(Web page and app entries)

#####

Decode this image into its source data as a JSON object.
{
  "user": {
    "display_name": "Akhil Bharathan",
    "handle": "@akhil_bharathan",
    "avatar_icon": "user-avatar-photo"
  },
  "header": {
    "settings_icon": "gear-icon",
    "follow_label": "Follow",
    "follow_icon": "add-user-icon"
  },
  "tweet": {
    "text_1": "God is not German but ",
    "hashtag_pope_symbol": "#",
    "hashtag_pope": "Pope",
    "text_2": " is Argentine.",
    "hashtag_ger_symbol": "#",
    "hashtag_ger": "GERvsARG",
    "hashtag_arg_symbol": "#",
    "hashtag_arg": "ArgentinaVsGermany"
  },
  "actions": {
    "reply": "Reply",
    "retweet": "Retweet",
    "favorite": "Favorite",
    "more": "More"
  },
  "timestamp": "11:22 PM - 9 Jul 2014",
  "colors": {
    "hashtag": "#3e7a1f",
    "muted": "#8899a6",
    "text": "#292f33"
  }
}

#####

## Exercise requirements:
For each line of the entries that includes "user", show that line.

## Answer to the exercise:
  "user": {
    "avatar_icon": "user-avatar-photo"
    "follow_icon": "add-user-icon"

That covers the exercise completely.